An indictment by definition is a formal accusation against you by majority vote of a grand jury. Not every crime requires a grand jury indictment; most misdemeanor offenses don’t require one, and crimes prosecuted by the State of South Carolina don’t always require a grand jury. However, the Fifth Amendment to the Constitution requires the federal government to obtain a grand jury indictment for all felony offenses. While this provides an important protection against U.S. citizens being accused and tried without just cause, it also means that by the time you are indicted, the government has already built a fairly solid case and has a high level of confidence that you committed the crime—whether or not that is actually the case.
Federal Grand Juries in South Carolina
The job of a grand jury is not to determine your guilt or innocence, but only to determine whether there is sufficient evidence (“probable cause”) to formally accuse you of the crime in question. In South Carolina, five federal grand juries of 23 citizens each are impaneled at all times by the U.S. District Court to deliberate on federal cases within their local jurisdictions: two juries meet in Columbia, and three others meet in Charleston, Greenville and Florence, respectively. Jurors typically serve for terms of 12-18 months, and the grand jury generally meets for 1-3 days each month.

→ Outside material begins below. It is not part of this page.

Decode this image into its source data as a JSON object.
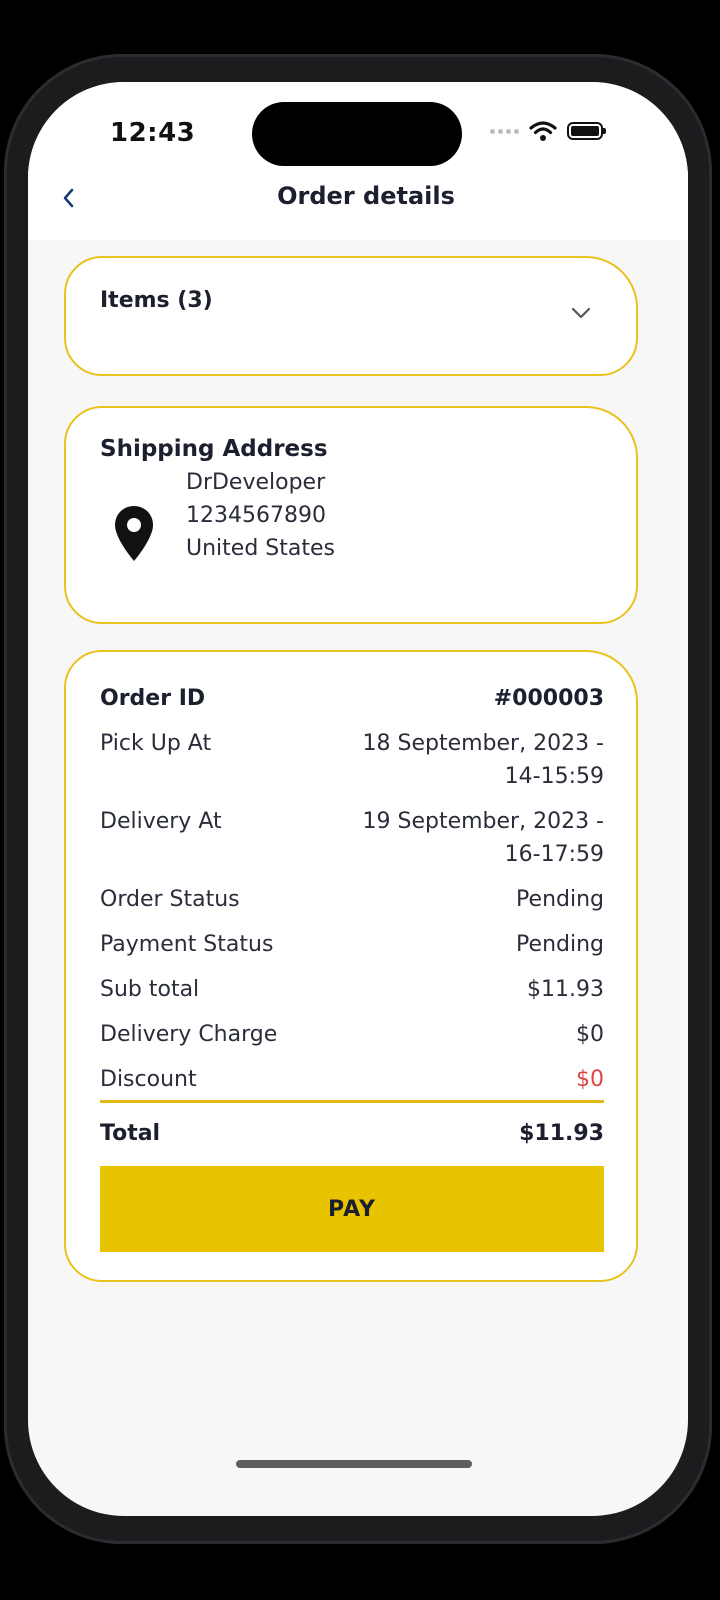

Because they are only effectively determining whether the federal government has a legitimate case against you, grand juries typically only hear evidence from the prosecuting U.S. Attorneys, not from the defense. However, grand juries also have the power to call their own witnesses and gather their own evidence. Grand jury deliberations are always done in secret.
Grand Jury Indictments
As with all indictments at the federal level, South Carolina federal indictments only require a majority vote of 12 or more from the grand jury, and only 16 of the 23 jurors need to be present to constitute a quorum. If the grand jury votes to indict you, they will endorse the indictment as a “true bill” to make it official. If they determine there is not probable cause, they endorse it as “no bill,” preventing the federal government from pressing the charges against you.
Our Experience with South Carolina Federal Indictments
Federal trials tend to move forward more quickly than state trials, and because you might not even realize the government suspects you of a crime until you are indicted, you may have limited time to build a defense. This is why it’s important to hire a skilled criminal defense attorney as soon as you become aware of possible charges, preferably an attorney who has experience with local rules and procedures of the U.S. District Court. Attorney Marcia Shein is experienced in responding to South Carolina federal indictments, not only arguing cases within the U.S. District Court of South Carolina, but also in the 4th Circuit Court of Appeals and even the U.S. Supreme Court.